The average APR for a payday loan is almost 400%, according to the Consumer Financial Protection Bureau. This, of course, makes a credit card cash advance seem like a good deal, but they’re both really bad deals.
If you borrow $ 100 with a typical credit card, you’ll pay off $ 22.11, plus $ 10, so you’re paying almost a third of $ 100 to borrow $ 100. If you borrow $ 100 from a payday loan store, you will typically be charged $ 15. This does not mean that a payday loan store is better because of the …
Short grace periods. Getting charged $ 15 for a $ 100 payday loan doesn’t seem bad, but you’ll have less time (two weeks) to pay off the money than with a credit card (one month), and the real problems arise if you decide you should borrow more than $ 100 from a payday lender. For example, if you borrow $ 400, you probably pay your lender $ 460 back – in two weeks. And if your next paycheck is, say, $ 1,000, half of that paycheck will go to the lender, and you’ll have to try to make it through until the next paycheck.
And while you should have 30 days to pay off your credit card cash advance before it’s considered late, interest starts accruing immediately.
These are just very expensive loans, according to Alexander Stern, a consumer lawyer with his own firm, Stern Legal Services, in Berkeley, Calif.
“A $ 1,000 loan can be up to three times that amount with enough time and interest,” he says.
Look at the fine print. There is most likely something written in legal jargon that you won’t like. You just have to find it.
“It is extremely important to comb through the terms and conditions of any short-term loan,” Stern said. “Ads highlight the best parts of a product and rarely discuss the worst aspects. Salespeople are also focused on the sale rather than what is necessarily best for a given consumer. This is why it is important that you are proactive in carefully reading any contract before signing. “
And because you’ll never be able to carefully read a contract with a salesperson waiting at their desk or looking over your shoulder, you might want to consider taking the documents home and coming back the next day – or at least in an hour. or two, giving yourself time to read it all and think about what you’re doing.
Be aware of the financial pitfalls. The reality is, if your finances are fragile enough, you might feel like you have no choice but to take a cash advance. Just try not to get carried away by the idea that the financial institution lending you money wants to help you. He wants to earn money.
Chrystine Julian, artist and poet in Redlands, Calif., Doesn’t mince words. Due to a heart attack, surgery, and other health issues, she recently needed a payday loan.
“My financial life is in the bathroom,” she says.

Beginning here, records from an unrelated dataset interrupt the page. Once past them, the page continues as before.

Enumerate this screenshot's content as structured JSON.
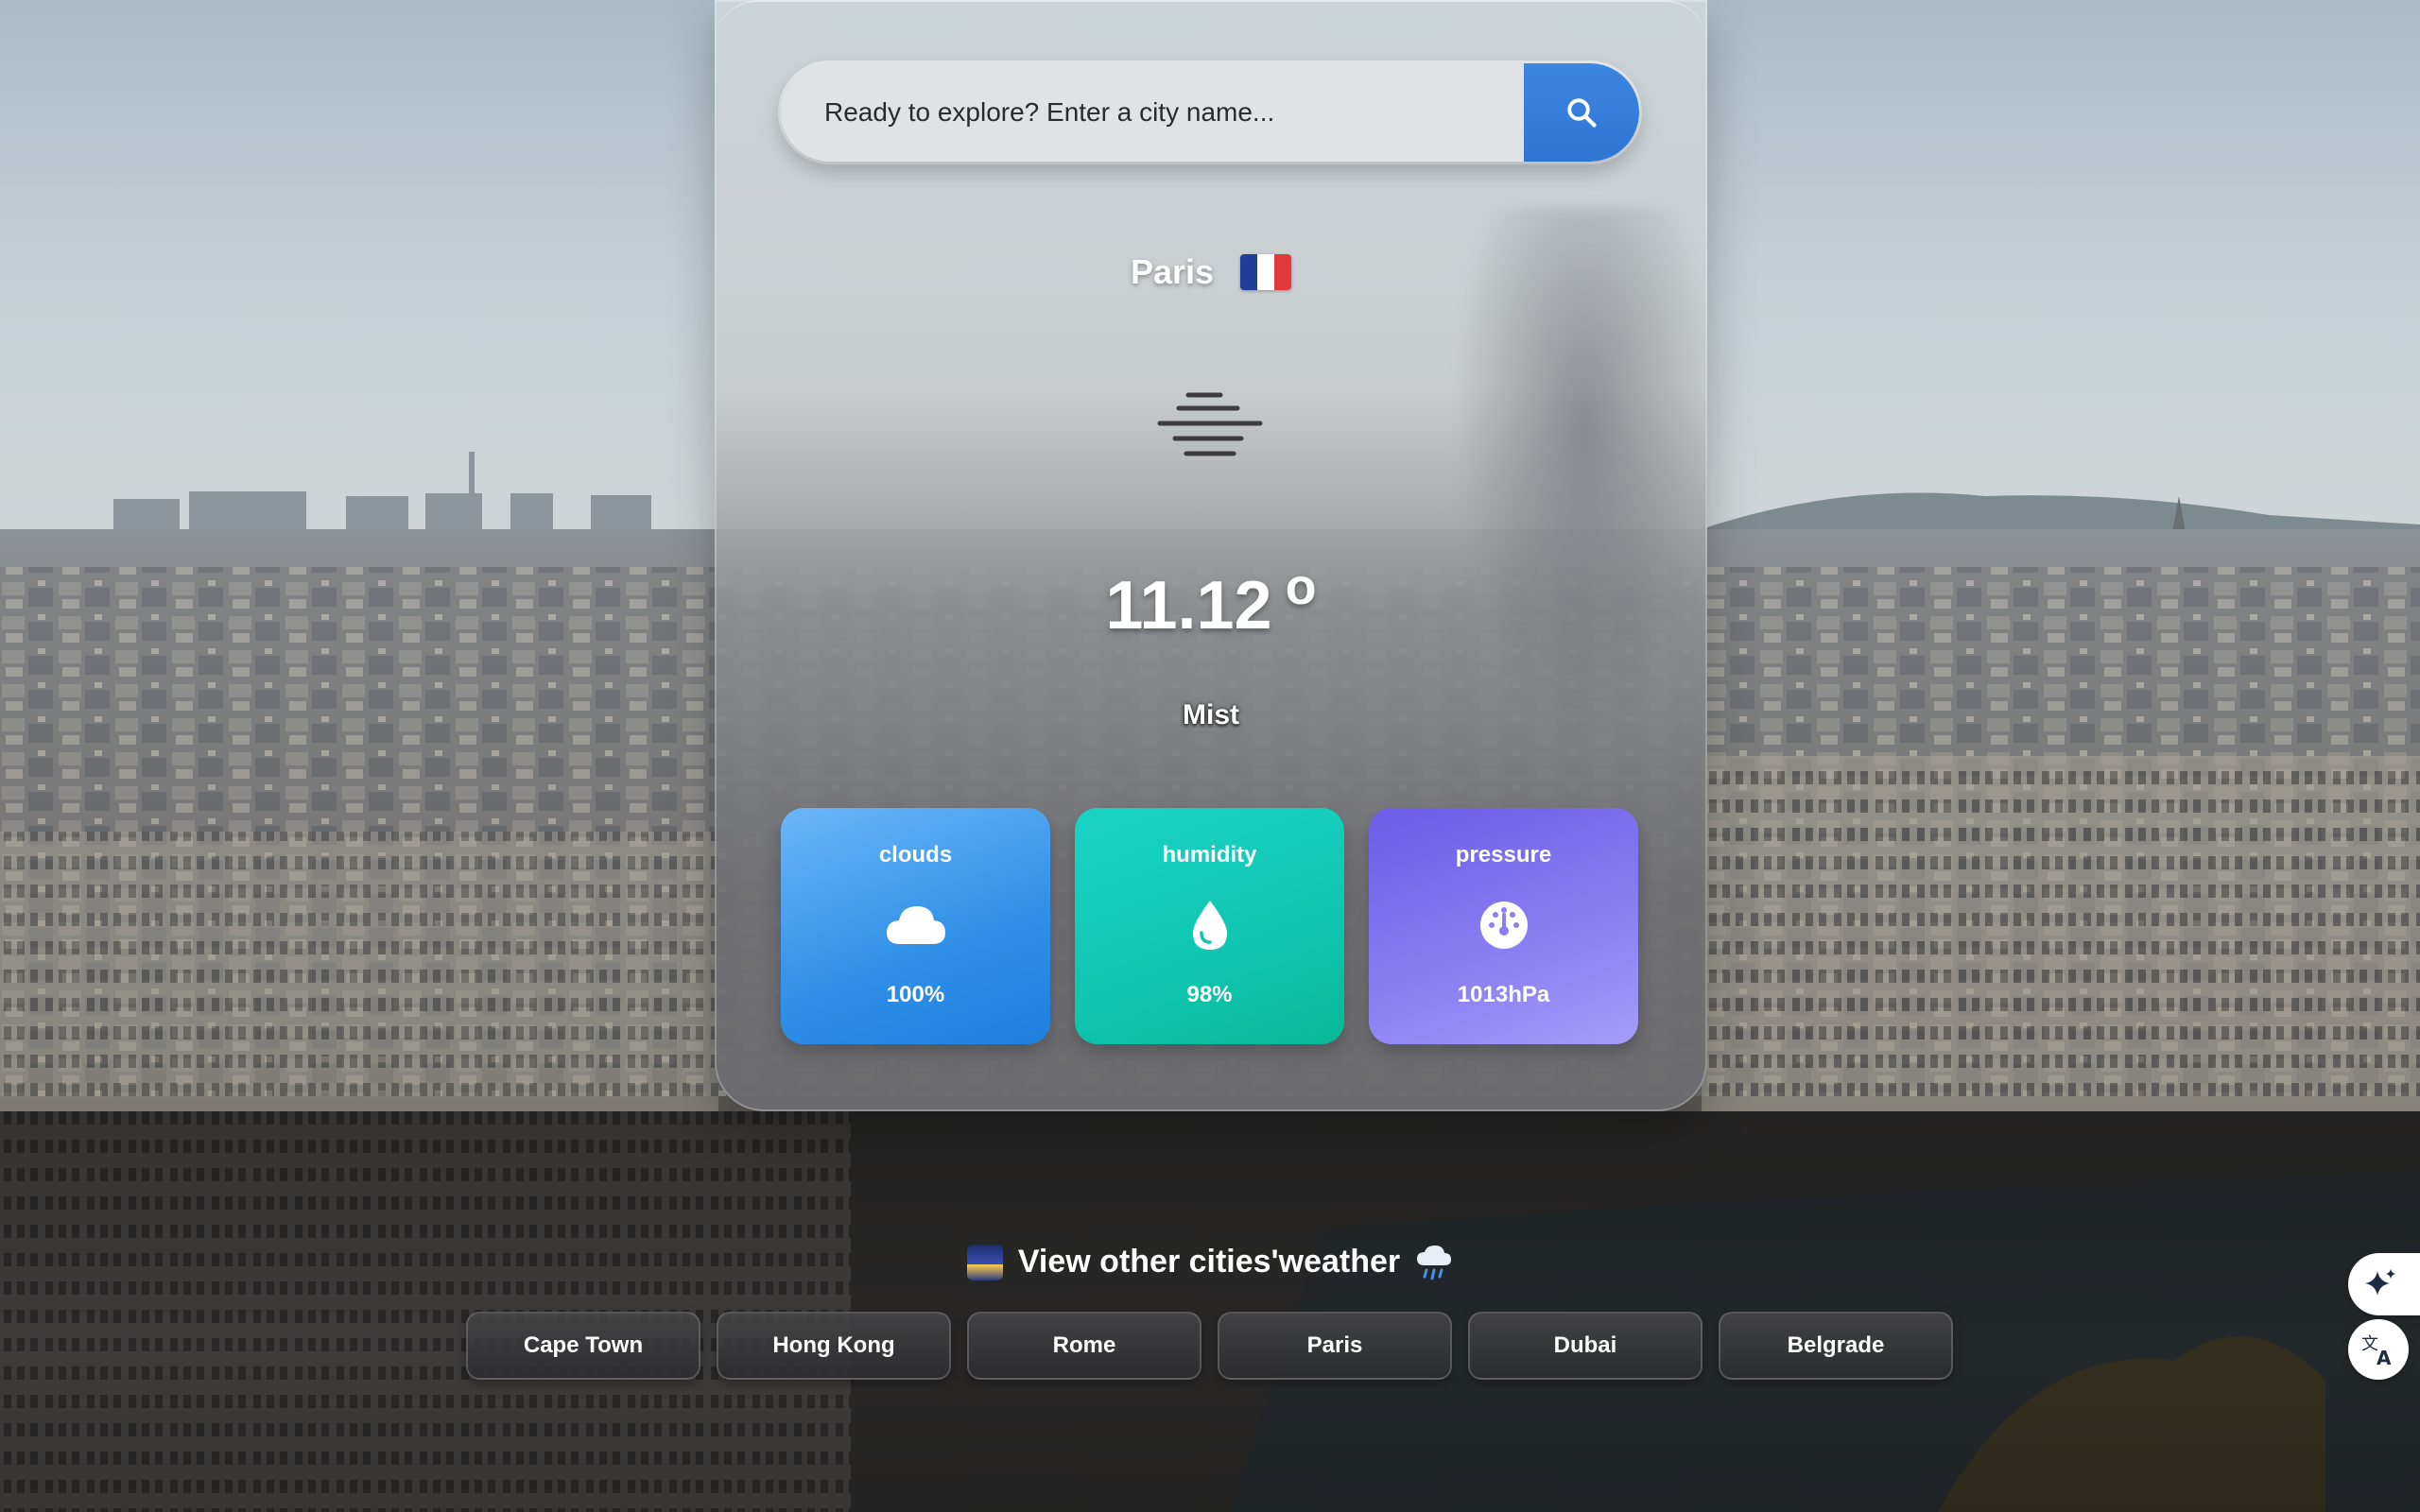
{
  "search": {
    "placeholder": "Ready to explore? Enter a city name..."
  },
  "current": {
    "city": "Paris",
    "temperature": "11.12",
    "degree_symbol": "o",
    "description": "Mist",
    "icon": "mist-icon"
  },
  "stats": [
    {
      "label": "clouds",
      "value": "100%",
      "icon": "cloud-icon",
      "color": "#2f8fe8"
    },
    {
      "label": "humidity",
      "value": "98%",
      "icon": "droplet-icon",
      "color": "#0fc6b0"
    },
    {
      "label": "pressure",
      "value": "1013hPa",
      "icon": "gauge-icon",
      "color": "#8b7ff2"
    }
  ],
  "other_cities": {
    "title": "View other cities'weather",
    "cities": [
      "Cape Town",
      "Hong Kong",
      "Rome",
      "Paris",
      "Dubai",
      "Belgrade"
    ]
  },
  "colors": {
    "accent": "#2f75d4",
    "flag_blue": "#1f3f9a",
    "flag_white": "#ffffff",
    "flag_red": "#e23a3a"
  }
}
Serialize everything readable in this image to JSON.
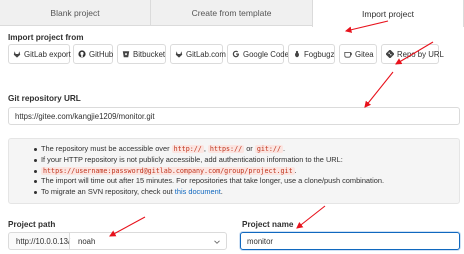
{
  "tabs": [
    {
      "label": "Blank project"
    },
    {
      "label": "Create from template"
    },
    {
      "label": "Import project"
    }
  ],
  "import_from": {
    "label": "Import project from",
    "sources": [
      {
        "label": "GitLab export",
        "icon": "gitlab-icon"
      },
      {
        "label": "GitHub",
        "icon": "github-icon"
      },
      {
        "label": "Bitbucket",
        "icon": "bitbucket-icon"
      },
      {
        "label": "GitLab.com",
        "icon": "gitlab-icon"
      },
      {
        "label": "Google Code",
        "icon": "google-icon"
      },
      {
        "label": "Fogbugz",
        "icon": "fogbugz-icon"
      },
      {
        "label": "Gitea",
        "icon": "gitea-icon"
      },
      {
        "label": "Repo by URL",
        "icon": "git-icon"
      }
    ]
  },
  "git_url": {
    "label": "Git repository URL",
    "value": "https://gitee.com/kangjie1209/monitor.git"
  },
  "info": {
    "l1_pre": "The repository must be accessible over ",
    "l1_c1": "http://",
    "l1_sep1": ", ",
    "l1_c2": "https://",
    "l1_sep2": " or ",
    "l1_c3": "git://",
    "l1_post": ".",
    "l2": "If your HTTP repository is not publicly accessible, add authentication information to the URL:",
    "l3_code": "https://username:password@gitlab.company.com/group/project.git",
    "l3_post": ".",
    "l4": "The import will time out after 15 minutes. For repositories that take longer, use a clone/push combination.",
    "l5_pre": "To migrate an SVN repository, check out ",
    "l5_link": "this document",
    "l5_post": "."
  },
  "project_path": {
    "label": "Project path",
    "prefix": "http://10.0.0.13/",
    "namespace": "noah"
  },
  "project_name": {
    "label": "Project name",
    "value": "monitor"
  },
  "colors": {
    "annotation_arrow": "#e8121c",
    "focus_border": "#1068bf",
    "code_text": "#c0341d"
  }
}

She only borrowed $ 150 from an online payday lender and was able to pay it back for less than $ 20 more than her original loan amount. In doing so, she avoided going overdraft on her bank account and being charged a $ 35 fee. The cash advance, she says, worked well for her.
But Julian says she had to borrow an additional $ 150 soon after and logged on to the website and found out she was ready for a $ 2,500 loan. If she had taken the $ 2,500, she would have had several years to pay it off, at a cost of over $ 12,000. Instead, she called the website and asked them to change the setting so that she could only borrow $ 150.
But she marvels at the mess she might be in now, if she hadn’t been strong. “I could have done it with one click,” Julian says of a $ 2,500 loan.
“Never forget that these are predatory lenders.”